What better place to set a love triangle driven by obsession and lust than in the high-pressure world of high fashion? Red Line Productions’ The Bitter Tears of Petra Von Kant oozes melodrama and sexual tension in this play-turned-movie-turned-play-again about a neurotic fashion designer, her adoring assistant, and a vain, young model.
German writer and filmmaker Rainer Werner Fassbinder was partly inspired by American melodramas of the 1950s and partly by his own love life when he cooked up this play – layering on the turbulence and titillation. After a chance introduction brimming with sexual tension, successful fashion designer Petra (Sara Wiseman) falls quickly and madly in love with aspiring model Karin (Taylor Ferguson), but the connection quickly turns sour.
We fast forward to six months later, and the once-hesitant Karin is icy, stretched out on a sofa as Petra begs for her attention. They spiral fast into a mess of manipulation and desperation.
Director Shane Bosher has tapped into the script’s inherent flash and polish and designed an intimate – but still impactful – spectacle. Georgia Hopkins’ chic set and Alex Berlage’s fashion-show lighting bring the play into the pages of a 2016 fashion magazine.
The show thrives on high-stakes melodrama and though it breaks fleetingly to land on more tender moments of blossoming chemistry between Petra and Karin, the shape of the show is still clear: we’re there to watch the tightly wound, in-control Petra unravel before our eyes. Her emotional release is so heart-breaking you want to distance yourself from its shattering reverberations, but Bosher doesn’t give us anywhere else to go. We’re stuck in it with her.
Wiseman’s Petra is alluring as she is confronting in her obsessive attempts to control her career, and those around her, most notably Karin – though she also dominates her assistant Marlene (an ever hanting Matilda Ridgway, who suffers in a silence that’s equally as devastating as Petra’s violent sobbing). Wiseman’s captivating journey from a collected and unassailable presence who commands the attention of the room to a broken and desperate lover is compelling from the outset – and well-matched by Ferguson’s mercurial Karin. But the core of the play rests in Wiseman’s hands, and it becomes all the more heart wrenching to witness as Petra sinks to her lowest ebb.
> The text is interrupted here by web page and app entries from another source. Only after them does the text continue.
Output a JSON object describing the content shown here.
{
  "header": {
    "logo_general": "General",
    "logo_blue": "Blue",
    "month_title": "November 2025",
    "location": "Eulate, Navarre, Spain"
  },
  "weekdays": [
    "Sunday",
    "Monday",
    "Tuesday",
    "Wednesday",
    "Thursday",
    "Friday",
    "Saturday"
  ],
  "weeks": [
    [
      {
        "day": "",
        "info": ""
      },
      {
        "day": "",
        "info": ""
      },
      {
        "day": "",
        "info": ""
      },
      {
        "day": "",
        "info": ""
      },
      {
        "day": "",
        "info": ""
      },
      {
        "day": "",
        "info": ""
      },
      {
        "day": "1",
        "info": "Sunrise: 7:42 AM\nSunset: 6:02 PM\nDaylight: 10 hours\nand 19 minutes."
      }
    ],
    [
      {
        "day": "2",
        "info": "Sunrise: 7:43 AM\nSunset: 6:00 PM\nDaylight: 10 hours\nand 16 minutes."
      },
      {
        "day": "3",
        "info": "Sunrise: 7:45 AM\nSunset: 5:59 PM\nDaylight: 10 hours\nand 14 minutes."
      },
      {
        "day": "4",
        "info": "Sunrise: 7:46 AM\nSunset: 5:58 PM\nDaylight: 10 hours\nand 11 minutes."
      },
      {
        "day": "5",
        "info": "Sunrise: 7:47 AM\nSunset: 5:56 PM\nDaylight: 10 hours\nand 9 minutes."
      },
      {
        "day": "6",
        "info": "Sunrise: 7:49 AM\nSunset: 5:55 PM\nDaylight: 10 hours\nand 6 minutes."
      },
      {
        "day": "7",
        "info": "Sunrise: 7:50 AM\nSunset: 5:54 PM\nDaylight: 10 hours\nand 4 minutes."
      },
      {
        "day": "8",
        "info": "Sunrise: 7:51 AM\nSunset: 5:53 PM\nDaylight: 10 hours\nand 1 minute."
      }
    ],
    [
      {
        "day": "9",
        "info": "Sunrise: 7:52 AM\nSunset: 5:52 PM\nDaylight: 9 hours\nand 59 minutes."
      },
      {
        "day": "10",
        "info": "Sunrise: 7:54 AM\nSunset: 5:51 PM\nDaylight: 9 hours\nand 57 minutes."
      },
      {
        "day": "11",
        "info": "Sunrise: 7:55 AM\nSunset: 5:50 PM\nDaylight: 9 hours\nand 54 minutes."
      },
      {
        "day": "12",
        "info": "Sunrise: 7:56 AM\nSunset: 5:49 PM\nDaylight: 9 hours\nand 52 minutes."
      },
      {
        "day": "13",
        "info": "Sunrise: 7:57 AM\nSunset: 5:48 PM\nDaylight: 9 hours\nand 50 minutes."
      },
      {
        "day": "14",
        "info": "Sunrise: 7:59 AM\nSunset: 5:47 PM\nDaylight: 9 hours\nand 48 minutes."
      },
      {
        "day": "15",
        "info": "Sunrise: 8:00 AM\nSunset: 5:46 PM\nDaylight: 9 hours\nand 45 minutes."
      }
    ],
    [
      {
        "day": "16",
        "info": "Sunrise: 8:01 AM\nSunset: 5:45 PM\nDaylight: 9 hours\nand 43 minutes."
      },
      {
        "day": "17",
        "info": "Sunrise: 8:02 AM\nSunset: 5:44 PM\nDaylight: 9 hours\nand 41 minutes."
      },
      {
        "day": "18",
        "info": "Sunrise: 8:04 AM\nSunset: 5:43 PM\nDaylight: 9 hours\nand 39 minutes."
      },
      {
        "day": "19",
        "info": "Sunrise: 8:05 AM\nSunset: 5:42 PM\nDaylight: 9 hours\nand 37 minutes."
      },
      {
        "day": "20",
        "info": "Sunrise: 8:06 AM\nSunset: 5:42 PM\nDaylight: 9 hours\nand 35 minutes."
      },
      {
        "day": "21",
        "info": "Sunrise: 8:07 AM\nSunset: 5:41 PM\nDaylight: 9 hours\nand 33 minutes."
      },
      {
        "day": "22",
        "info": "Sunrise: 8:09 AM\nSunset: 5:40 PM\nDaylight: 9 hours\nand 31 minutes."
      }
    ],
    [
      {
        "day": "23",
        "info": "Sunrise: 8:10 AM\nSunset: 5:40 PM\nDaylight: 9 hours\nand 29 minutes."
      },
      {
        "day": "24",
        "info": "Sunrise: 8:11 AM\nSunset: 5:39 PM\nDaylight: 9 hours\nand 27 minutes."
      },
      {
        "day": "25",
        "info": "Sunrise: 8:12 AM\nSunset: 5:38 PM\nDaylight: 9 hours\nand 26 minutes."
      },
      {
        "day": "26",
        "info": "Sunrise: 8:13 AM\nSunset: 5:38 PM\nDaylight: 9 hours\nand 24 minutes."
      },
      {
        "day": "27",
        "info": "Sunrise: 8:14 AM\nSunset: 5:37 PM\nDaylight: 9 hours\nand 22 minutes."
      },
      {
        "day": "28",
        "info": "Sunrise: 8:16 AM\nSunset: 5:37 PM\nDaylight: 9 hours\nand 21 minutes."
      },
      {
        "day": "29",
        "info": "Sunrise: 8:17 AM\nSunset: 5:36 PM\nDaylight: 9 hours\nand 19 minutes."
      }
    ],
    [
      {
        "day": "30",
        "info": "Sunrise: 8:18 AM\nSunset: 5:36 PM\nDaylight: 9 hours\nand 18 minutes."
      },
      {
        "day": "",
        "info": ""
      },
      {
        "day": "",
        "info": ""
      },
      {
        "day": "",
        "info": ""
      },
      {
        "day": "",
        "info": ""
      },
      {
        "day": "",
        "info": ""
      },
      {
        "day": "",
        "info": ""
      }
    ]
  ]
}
This isn’t a subtle play but that doesn’t matter. If you’re looking for a catharsis, you can’t get one better on stage right now than watching Petra fall into the cruel grasp of love.